Irish mammies are under-appreciated. Fact. Whether you were born and raised here in Ireland or, like myself, were raised elsewhere under the wooden-spoon inspired guidance of an Irish mammy, you were blessed. No seriously, other mammies just aren’t the same craic at all.
I’m not sure whether Irish mammies are just raised with a unique perspective on life or if, in the afterglow of “72 hours of labour to produce an ungrateful pup like you” they suddenly morph into their own mothers. Regardless, the Irish mammy is a force to be reckoned with. Comforting and scary at the same time. The home of cuddles and ‘cop yourself on’ with the ability to morph from ‘nice mammy’ to ‘she’s going for the wooden spoon lads!’ in less than 10 seconds.
Irish mammies have always had a unique perspective on life, love and discipline. For example, only an Irish mammy can threaten to kill you 10 ways before dinner and still inform you its “because I love you”.
There is the standard fare of threats such as:
“Come over here and I’ll really give you something to cry about”
“If you fall off that wall and break your legs, don’t come crying to me.”
“I don't care who started, I'm ending it.”
Or the dreaded “Don’t make me count to three…..one, two....”
And then there are the A+ threats, something produced by mammies who have clearly raised more than three children like:
“Aye run, you’ll have to come home sometime and I know where ye live”
“Keep going on like that and it’ll be you I’ll be living with when I get too old to use the toilet by myself”.
Forget good cop-bad cop, Irish mammies are masters of rhetorical interrogation:
Mammy: “Did you hit your sister? Don’t lie to me I know you did, sure I saw you myself”.
They boast about having eyes in the back of their head and lest you scoff, there is ample evidence to suggest that yes, Irish mammies probably do. Either that or they’ve rigged the house with more surveillance equipment than Fort Knox.
Plus they are full of helpful, if somewhat dire, advice. Like “get up off that cold floor, you’ll get piles” or “sit back from that television/ipad/mobile phone or you’ll go blind” or my personal favourite “of course it tastes bad, it's good for you”.
And their helpful fashion observations are on point.
“Are you going out wearing that? Was nothing else clean?”
“God that dress is a bit tight, you might want to lay off the biscuits for a while love”
“What is that god-awful smell? Ah there you are Seamus, I see you found your father’s aftershave”
But at the back of it all, there’s no one who will stand beside you more than your mammy.
She may despair of you and will more than likely be heard to mutter on more than one occasion “I’ve had it up to here with the lot of ye.”
She’ll definitely berate you and more than likely will, on occasion, make you wish you’d rethought your last escapade.

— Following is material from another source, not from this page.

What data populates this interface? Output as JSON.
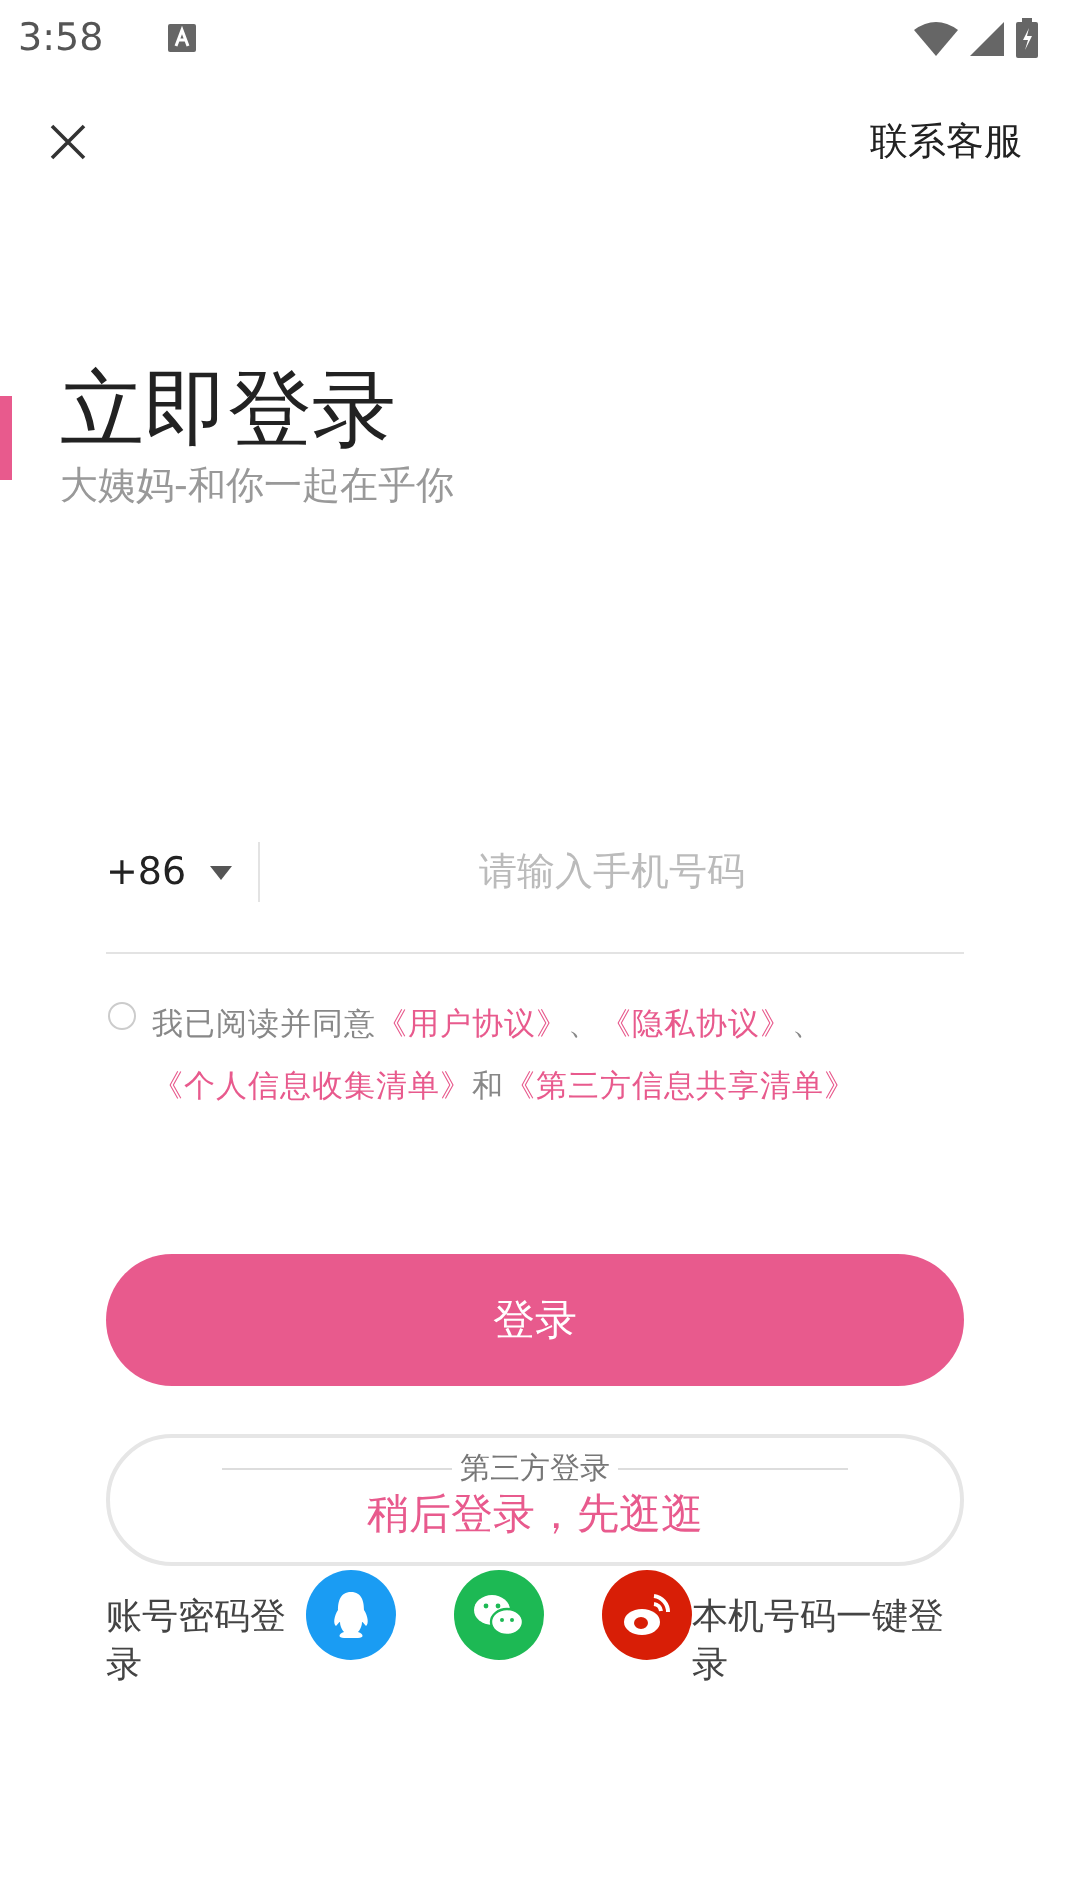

She may look at you as if you will be the death of her at times, but the truth is no one will love you more, no one will hug you more and no one will ever take the place of your own Irish mammy.